Throughout the lengthy and tumultuous history of China, no people among its oligarchy have been such an annoyance as are the Tibetans. Unlike neighbors such as Eastern Turkestan who contend with sporadic violence, Tibet poses no military threat to the People’s Republic of China.
Even so, Tibet is a challenge for China. Since 2009, across Tibet 127 young Tibetans set themselves on fire, calling for freedom for Tibet and the return of the Dalai Lama. These acts point to the fact that China physically controls Tibet but not the hearts and minds of the Tibetan people, and this unnerves the authorities of the Chinese regime.
In any other society, such unprecedented protests would lead to reflection and concerted attempts to redress grievances. Unfortunately for Tibet however, the response of the Chinese regime is the thud of the iron-fist coming down on the remains of the fiery protestors, their family members or their villages, an imposition of tighter news flow control and total lockdown.
The People’s Liberation Army (PLA) of China is serviced in Tibet by a network of airports and an expanding array of railway lines and all-weather roads for quick troop deployment making China’s military presence in Tibet unassailable.

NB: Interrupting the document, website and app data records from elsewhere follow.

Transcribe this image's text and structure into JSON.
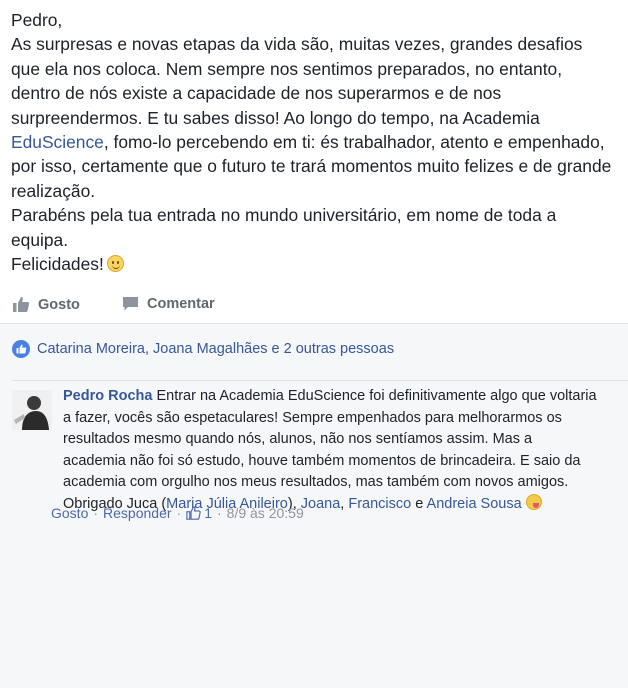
{
  "post": {
    "lines": [
      "Pedro,",
      "As surpresas e novas etapas da vida são, muitas vezes, grandes desafios",
      "que ela nos coloca. Nem sempre nos sentimos preparados, no entanto,",
      "dentro de nós existe a capacidade de nos superarmos e de nos",
      "surpreendermos. E tu sabes disso! Ao longo do tempo, na Academia",
      "fomo-lo percebendo em ti: és trabalhador, atento e empenhado,",
      "por isso, certamente que o futuro te trará momentos muito felizes e de grande",
      "realização.",
      "Parabéns pela tua entrada no mundo universitário, em nome de toda a",
      "equipa.",
      "Felicidades!"
    ],
    "page_link": "EduScience"
  },
  "actions": {
    "like_label": "Gosto",
    "comment_label": "Comentar"
  },
  "reactions": {
    "likers_text": "Catarina Moreira, Joana Magalhães e 2 outras pessoas"
  },
  "comment": {
    "author": "Pedro Rocha",
    "line1": "Entrar na Academia EduScience foi definitivamente algo que voltaria",
    "line2": "a fazer, vocês são espetaculares! Sempre empenhados para melhorarmos os",
    "line3": "resultados mesmo quando nós, alunos, não nos sentíamos assim. Mas a",
    "line4": "academia não foi só estudo, houve também momentos de brincadeira. E saio da",
    "line5": "academia com orgulho nos meus resultados, mas também com novos amigos.",
    "line6_prefix": "Obrigado Juca (",
    "tag1": "Maria Júlia Anileiro",
    "sep1": "),",
    "tag2": "Joana",
    "sep2": ",",
    "tag3": "Francisco",
    "sep3": "e",
    "tag4": "Andreia Sousa",
    "like_label": "Gosto",
    "reply_label": "Responder",
    "like_count": "1",
    "timestamp": "8/9 às 20:59",
    "dot": "·"
  },
  "colors": {
    "link": "#365899",
    "background_secondary": "#f6f7f9",
    "like_badge": "#4a7fe6",
    "meta_grey": "#90949c"
  }
}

The state-subsidized economic boom that Beijing has sparked attracts the real “foot soldiers” of China- migrant workers who overwhelm the Tibetans in cities, towns, and in the job market. Chinese companies exploit at will Tibet’s vast and diverse untapped natural resources.
And all this happens in an ideological and spiritual vacuum with a “frontier town attitude”. The Chinese communist regime offers no guiding light and no moral compass and the moral vacuum has spawned all the major domestic problems in Tibet that plagues China today: entrenched almost institutionalized corruption, rising inequality, vicious land grabs and poisoned rivers.

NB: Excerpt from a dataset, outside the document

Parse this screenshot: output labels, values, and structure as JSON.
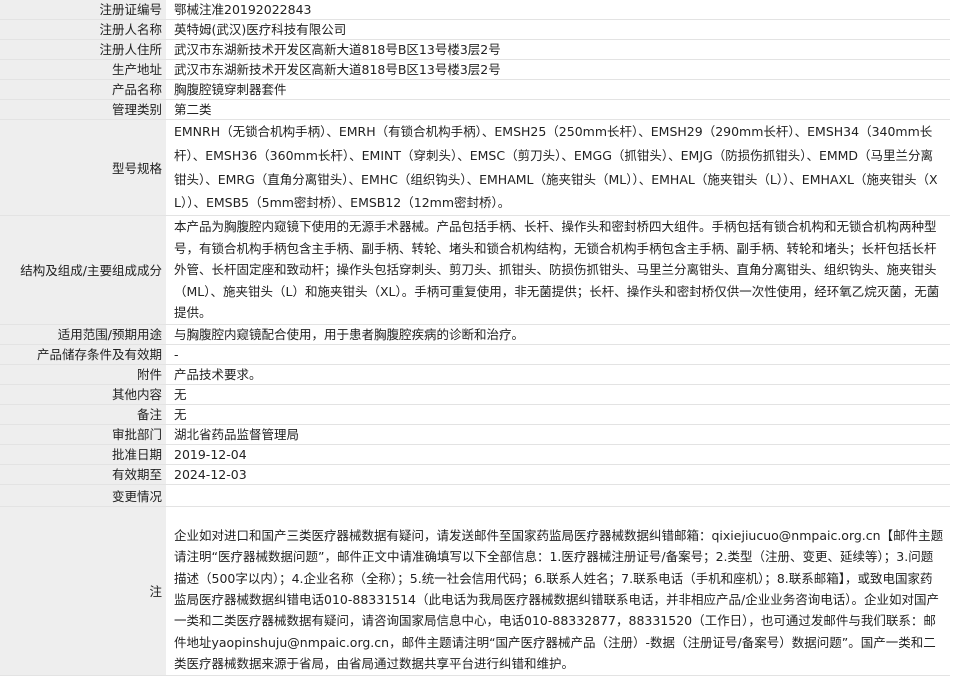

Firmly under Chinese control, Tibet was incorporated into the People’s Republic of China in 1951 when the 17-Point Agreement was signed between Lhasa (under duress) and Beijing. Although Tibetan protests question the legality of the Agreement, all governments, including the Dalai Lama and the Central Tibetan Administration, do not question China’s sovereignty over Tibet.
But for the Chinese regime, this is not enough. The reach to control Tibet extends even to those who are in exile.
Next, Part II: The hard way for Tibetans in Exile